## What needs to be done
Print again, word for word, all of the records below, and leave the pictures out.

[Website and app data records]
=======
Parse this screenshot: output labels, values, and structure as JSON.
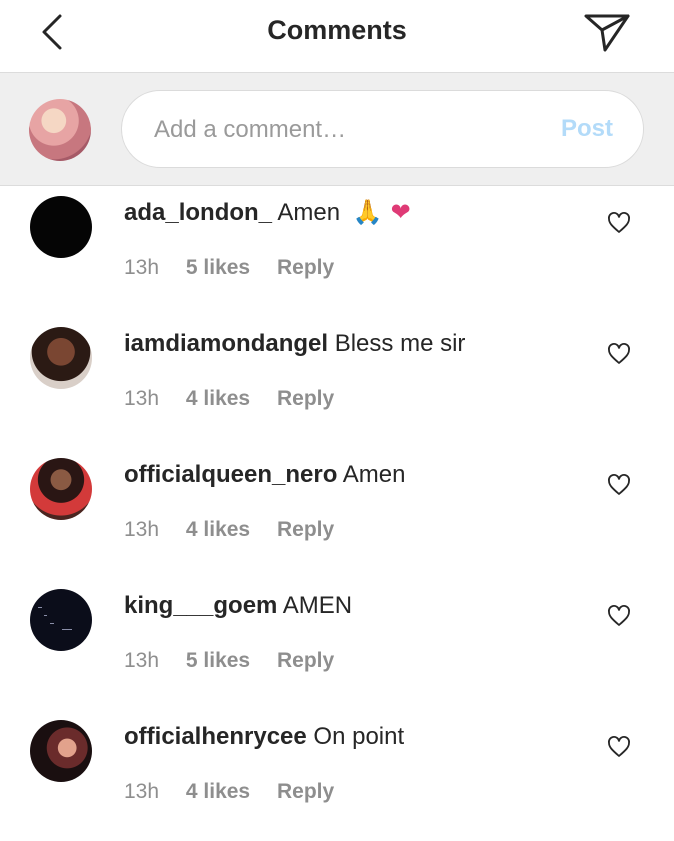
{
  "header": {
    "title": "Comments",
    "back_icon": "chevron-left-icon",
    "share_icon": "paper-plane-icon"
  },
  "composer": {
    "placeholder": "Add a comment…",
    "post_label": "Post",
    "post_color": "#b3dbf9"
  },
  "comments": [
    {
      "username": "ada_london_",
      "text": "Amen",
      "emoji1": "🙏",
      "emoji2": "❤",
      "time": "13h",
      "likes": "5 likes",
      "reply": "Reply"
    },
    {
      "username": "iamdiamondangel",
      "text": "Bless me sir",
      "time": "13h",
      "likes": "4 likes",
      "reply": "Reply"
    },
    {
      "username": "officialqueen_nero",
      "text": "Amen",
      "time": "13h",
      "likes": "4 likes",
      "reply": "Reply"
    },
    {
      "username": "king___goem",
      "text": "AMEN",
      "time": "13h",
      "likes": "5 likes",
      "reply": "Reply"
    },
    {
      "username": "officialhenrycee",
      "text": "On point",
      "time": "13h",
      "likes": "4 likes",
      "reply": "Reply"
    }
  ]
}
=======
## Your solution
Parse this screenshot: output labels, values, and structure as JSON.
{
  "header": {
    "title": "Comments",
    "back_icon": "chevron-left-icon",
    "share_icon": "paper-plane-icon"
  },
  "composer": {
    "placeholder": "Add a comment…",
    "post_label": "Post",
    "post_color": "#b3dbf9"
  },
  "comments": [
    {
      "username": "ada_london_",
      "text": "Amen",
      "emoji1": "🙏",
      "emoji2": "❤",
      "time": "13h",
      "likes": "5 likes",
      "reply": "Reply"
    },
    {
      "username": "iamdiamondangel",
      "text": "Bless me sir",
      "time": "13h",
      "likes": "4 likes",
      "reply": "Reply"
    },
    {
      "username": "officialqueen_nero",
      "text": "Amen",
      "time": "13h",
      "likes": "4 likes",
      "reply": "Reply"
    },
    {
      "username": "king___goem",
      "text": "AMEN",
      "time": "13h",
      "likes": "5 likes",
      "reply": "Reply"
    },
    {
      "username": "officialhenrycee",
      "text": "On point",
      "time": "13h",
      "likes": "4 likes",
      "reply": "Reply"
    }
  ]
}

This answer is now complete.